Several other legal cases are now in progress against the BMA. These are mostly cases where doctors have been successful in winning racism claims against their employer or other body after the BMA has refused support. Currently, the 51% rule is applied in BMA House—that is, that the organisation will not support any claims of racial discrimination by a member unless there is at least a 51% chance of success in an employment tribunal. This may seem reasonable, but perhaps should again be considered in the context of the Metropolitan Police. Since the Lawrence inquiry, police officers have a duty to give serious consideration to all claims of racially motivated crime. I would argue that the BMA should at least give serious consideration to doctors who allege racism by NHS organisations, even (or perhaps especially) if this is difficult to prove. Although it may be easy to play the race card, unless a union takes such claims seriously and supports its members, it is guilty of institutional racism.
Another example of failing ethnic minority members involves trust grade doctors. Only 130 known BMA members are on trust grades (about 0.1% of the membership), yet these doctors are usually from ethnic minorities. It is difficult to know how many trust grade doctors there are, but a recent study found 430 such posts advertised over four weeks,8 suggesting that several thousand posts exist across the country. The BMA seems unable or reluctant to recruit these doctors, yet they remain one of the most exploited groups.
Under the 2002 Race Relations Act, public sector bodies have a duty to carry out monitoring of ethnic minority representation on its committees. Commendably, the BMA does this. Yet I have never seen the results of such monitoring, far less any action taken. Despite the fact that one third of doctors in the NHS are from ethnic minorities, they represent only a few per cent of the inner BMA. Six years ago, the BMA said: “Although many organisations and medical schools collect data on ethnicity… few of them actually publish the results in a meaningful way [and] even though data might be collected, nothing is being done to monitor the figures and effect change.”9 Unfortunately, the BMA now lags behind many of those organisations it has criticised.
Next steps for the BMA
As Macpherson made clear, the first step towards change is recognition that there is a problem.7 Many of us are waiting to hear that recognition. The BMA urgently needs to reform. To do this it first needs to acknowledge the problems. An alternative to the current compensation system needs to be introduced quickly. Radical steps to reconnect with the membership and revitalise the political process are necessary. A more active role in leading opinion and fighting for change is essential. The BMA needs to take steps to attract and recruit ethnic minority doctors, to fight their causes, and to be seen as an inclusive and democratic organisation. Without these steps it will fail.
The BMA is serving its members poorly
Large and increasing sums are spent compensating council members for loss of private earnings

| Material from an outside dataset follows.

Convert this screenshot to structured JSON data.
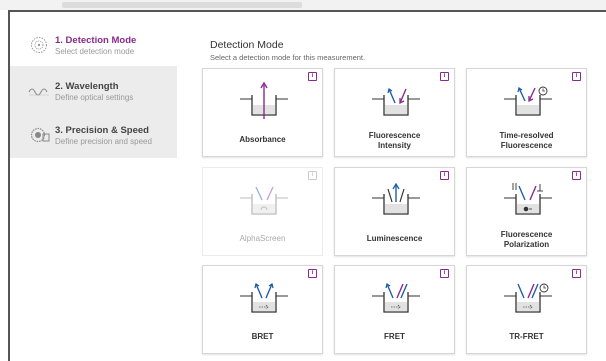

Poor voting turnout and a lack of candidates for council elections are symptomatic of members' disenchantment
The BMA denies the existence of institutional racism but represents doctors from ethnic minorities poorly
Competing interests NM has received a payment from the compensation committee while working part time.